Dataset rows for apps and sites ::
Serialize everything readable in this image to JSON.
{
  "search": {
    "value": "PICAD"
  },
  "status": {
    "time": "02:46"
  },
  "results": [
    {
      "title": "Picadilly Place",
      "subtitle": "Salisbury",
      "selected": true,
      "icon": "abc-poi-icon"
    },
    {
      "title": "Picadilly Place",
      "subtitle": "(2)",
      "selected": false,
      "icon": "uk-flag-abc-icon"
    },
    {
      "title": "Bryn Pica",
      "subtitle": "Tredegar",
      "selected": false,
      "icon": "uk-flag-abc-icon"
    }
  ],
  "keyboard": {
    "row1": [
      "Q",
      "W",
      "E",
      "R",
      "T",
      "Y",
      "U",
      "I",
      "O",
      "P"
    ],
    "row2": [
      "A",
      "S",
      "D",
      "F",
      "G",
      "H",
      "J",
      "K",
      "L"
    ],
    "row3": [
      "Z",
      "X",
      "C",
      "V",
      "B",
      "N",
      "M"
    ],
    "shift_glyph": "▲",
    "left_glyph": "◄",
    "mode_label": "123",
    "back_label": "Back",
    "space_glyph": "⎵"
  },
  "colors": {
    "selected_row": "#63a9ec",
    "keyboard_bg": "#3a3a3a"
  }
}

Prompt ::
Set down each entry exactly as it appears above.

Expected answer ::
Serialize everything readable in this image to JSON.
{
  "search": {
    "value": "PICAD"
  },
  "status": {
    "time": "02:46"
  },
  "results": [
    {
      "title": "Picadilly Place",
      "subtitle": "Salisbury",
      "selected": true,
      "icon": "abc-poi-icon"
    },
    {
      "title": "Picadilly Place",
      "subtitle": "(2)",
      "selected": false,
      "icon": "uk-flag-abc-icon"
    },
    {
      "title": "Bryn Pica",
      "subtitle": "Tredegar",
      "selected": false,
      "icon": "uk-flag-abc-icon"
    }
  ],
  "keyboard": {
    "row1": [
      "Q",
      "W",
      "E",
      "R",
      "T",
      "Y",
      "U",
      "I",
      "O",
      "P"
    ],
    "row2": [
      "A",
      "S",
      "D",
      "F",
      "G",
      "H",
      "J",
      "K",
      "L"
    ],
    "row3": [
      "Z",
      "X",
      "C",
      "V",
      "B",
      "N",
      "M"
    ],
    "shift_glyph": "▲",
    "left_glyph": "◄",
    "mode_label": "123",
    "back_label": "Back",
    "space_glyph": "⎵"
  },
  "colors": {
    "selected_row": "#63a9ec",
    "keyboard_bg": "#3a3a3a"
  }
}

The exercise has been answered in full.